39Figure 8. 8 Fertile farm ground, like this land adjacent to the St Figure 8.8 Fertile farm ground, like this land adjacent to the St. Lawrence River near Les Eboulements, Quebec, was surveyed into long, narrow riparian lots so that all farmers would have frontage along the river.
40Prior Appropriation Since 1900 Used by all states west of the 100th meridianRight of use is based on historical use and priorityExpansion requires getting a Junior permitMust be diligent in useAny lapse in use and the right is lostSome irrigators continue to use water even though they lose money in the hopes they can use it laterMust be a beneficial useIn stream flows are not a beneficial useDevelopment of water markets
41Figure 8.9 In this hypothetical example, the City of Greeley would like to exchange 20 cfs from water rights it purchased along the Greeley #3 Irrigation Canal, upstream to its water treatment facility.
42Groundwater Doctrines Groundwater was not understood, so laws are generally very unscientific in this areaRule of Absolute Ownership:Property owner had right to remove as much as wanted from their own propertyRule of Correlative Rights (Riparian, Appurtenant)Doctrine of Prior AppropriationDoctrine of Safe YieldUsers divided into groups, farms, mines, industries, citiesEach group had an appropriation.Correlative rights hold within the group
44Interstate CompactsNot only do individuals need to share, but states and countries also need an appropriation doctrineExamples:Colorado River Compact, 1922Niagara River Water Diversion Treaty, 1950Deleware River Compact, 1961Tennessee, 1955 (quality) and 1972 (quantity)Alabama, Coosa, Tallapoosa (ACT) Compact, 1999Apalachicola, Chattahoochee, Flint (ACF), ongoing

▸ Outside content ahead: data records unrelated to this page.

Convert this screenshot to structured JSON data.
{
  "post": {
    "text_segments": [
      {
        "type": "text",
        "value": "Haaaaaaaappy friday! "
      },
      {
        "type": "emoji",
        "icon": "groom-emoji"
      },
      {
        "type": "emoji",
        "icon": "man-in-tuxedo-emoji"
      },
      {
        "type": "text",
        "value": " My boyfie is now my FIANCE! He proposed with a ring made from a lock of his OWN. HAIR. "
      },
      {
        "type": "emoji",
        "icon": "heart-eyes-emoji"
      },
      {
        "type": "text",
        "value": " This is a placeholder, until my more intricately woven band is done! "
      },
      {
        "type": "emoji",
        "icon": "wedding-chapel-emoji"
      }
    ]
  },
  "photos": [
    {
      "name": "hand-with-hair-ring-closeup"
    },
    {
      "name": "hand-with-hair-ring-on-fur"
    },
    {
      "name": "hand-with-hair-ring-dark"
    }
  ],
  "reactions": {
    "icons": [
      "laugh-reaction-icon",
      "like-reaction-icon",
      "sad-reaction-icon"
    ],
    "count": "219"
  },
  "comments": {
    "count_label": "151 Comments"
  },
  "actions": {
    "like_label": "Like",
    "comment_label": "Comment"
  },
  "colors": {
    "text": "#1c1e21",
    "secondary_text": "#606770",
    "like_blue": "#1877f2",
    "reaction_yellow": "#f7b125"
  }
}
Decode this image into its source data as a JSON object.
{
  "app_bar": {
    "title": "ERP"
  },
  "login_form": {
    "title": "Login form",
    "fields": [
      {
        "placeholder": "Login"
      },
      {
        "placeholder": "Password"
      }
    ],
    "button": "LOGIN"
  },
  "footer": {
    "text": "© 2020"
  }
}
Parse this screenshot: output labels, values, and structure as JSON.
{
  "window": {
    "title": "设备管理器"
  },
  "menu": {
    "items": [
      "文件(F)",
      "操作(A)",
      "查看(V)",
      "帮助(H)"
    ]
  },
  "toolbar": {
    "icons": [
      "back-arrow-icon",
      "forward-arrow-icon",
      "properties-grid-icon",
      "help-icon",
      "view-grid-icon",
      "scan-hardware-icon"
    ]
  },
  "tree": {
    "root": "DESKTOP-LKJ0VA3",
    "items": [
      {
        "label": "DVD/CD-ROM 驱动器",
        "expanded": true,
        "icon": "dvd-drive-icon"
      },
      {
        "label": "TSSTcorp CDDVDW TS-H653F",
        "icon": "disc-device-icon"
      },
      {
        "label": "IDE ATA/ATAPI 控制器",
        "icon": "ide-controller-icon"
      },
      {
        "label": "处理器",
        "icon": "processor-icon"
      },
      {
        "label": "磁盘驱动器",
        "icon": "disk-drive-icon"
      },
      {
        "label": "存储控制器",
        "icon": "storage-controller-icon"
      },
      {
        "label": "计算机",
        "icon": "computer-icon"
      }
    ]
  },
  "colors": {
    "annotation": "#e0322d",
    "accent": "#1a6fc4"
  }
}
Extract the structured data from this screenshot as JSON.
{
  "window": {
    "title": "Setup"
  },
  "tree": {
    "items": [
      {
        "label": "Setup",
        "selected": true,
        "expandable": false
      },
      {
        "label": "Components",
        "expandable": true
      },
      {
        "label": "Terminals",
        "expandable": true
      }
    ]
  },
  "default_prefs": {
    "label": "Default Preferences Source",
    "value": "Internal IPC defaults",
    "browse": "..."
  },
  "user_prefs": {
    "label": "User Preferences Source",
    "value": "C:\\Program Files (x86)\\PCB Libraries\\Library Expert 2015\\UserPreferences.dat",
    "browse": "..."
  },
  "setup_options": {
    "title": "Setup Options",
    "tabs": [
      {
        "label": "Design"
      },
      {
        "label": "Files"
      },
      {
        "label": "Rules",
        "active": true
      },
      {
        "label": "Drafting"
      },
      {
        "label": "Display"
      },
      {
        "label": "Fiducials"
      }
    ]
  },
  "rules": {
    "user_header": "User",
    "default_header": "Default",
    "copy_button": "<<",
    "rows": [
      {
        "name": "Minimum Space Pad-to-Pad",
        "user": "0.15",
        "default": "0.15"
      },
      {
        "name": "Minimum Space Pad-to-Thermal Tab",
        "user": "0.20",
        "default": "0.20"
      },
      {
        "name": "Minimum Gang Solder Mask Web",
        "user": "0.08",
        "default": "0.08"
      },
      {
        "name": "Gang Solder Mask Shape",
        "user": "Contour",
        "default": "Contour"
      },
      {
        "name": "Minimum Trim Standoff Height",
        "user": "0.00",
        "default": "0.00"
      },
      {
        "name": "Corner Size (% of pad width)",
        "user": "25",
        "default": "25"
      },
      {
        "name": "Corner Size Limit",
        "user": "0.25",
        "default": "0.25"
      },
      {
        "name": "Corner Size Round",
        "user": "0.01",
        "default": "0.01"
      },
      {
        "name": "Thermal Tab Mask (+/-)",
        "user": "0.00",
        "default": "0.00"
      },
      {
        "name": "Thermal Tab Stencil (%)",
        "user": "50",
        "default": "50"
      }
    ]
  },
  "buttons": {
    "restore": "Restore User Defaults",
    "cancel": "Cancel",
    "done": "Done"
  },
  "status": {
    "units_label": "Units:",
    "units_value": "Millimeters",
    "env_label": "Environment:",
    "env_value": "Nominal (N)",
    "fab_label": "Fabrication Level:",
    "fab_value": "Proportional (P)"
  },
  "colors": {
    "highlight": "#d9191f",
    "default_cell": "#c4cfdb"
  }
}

45Colorado River Compact 1922 Lee’s Ferry dividing line between Upper Basin and Lower Basin statesEach received 7.5 million acre-ft per yearUpper Basin states required to deliver that flow over a 10-year averageAppears that estimate of total flow available (15 million acre-ft) was based on an unusually wet period
50Federal Reserved Water Rights Winters doctrine (Winters v. United States)Indian Reservation treaty in Montana 1888Downstream withdrawal in 1905 for irrigationCourt ruled that Indian prior appropriation rights dated to 1888Since Indians were to adopt agricultural practices they would need irrigation“Indian reserved rights”Has been applied to other federal lands such as national parks
51Summary Conflicts over water allocation have existed through history Two main doctrines for water allocation have evolvedRiparianPrior approrpriationLaws are different in eastern and western statesCompacts between states have developed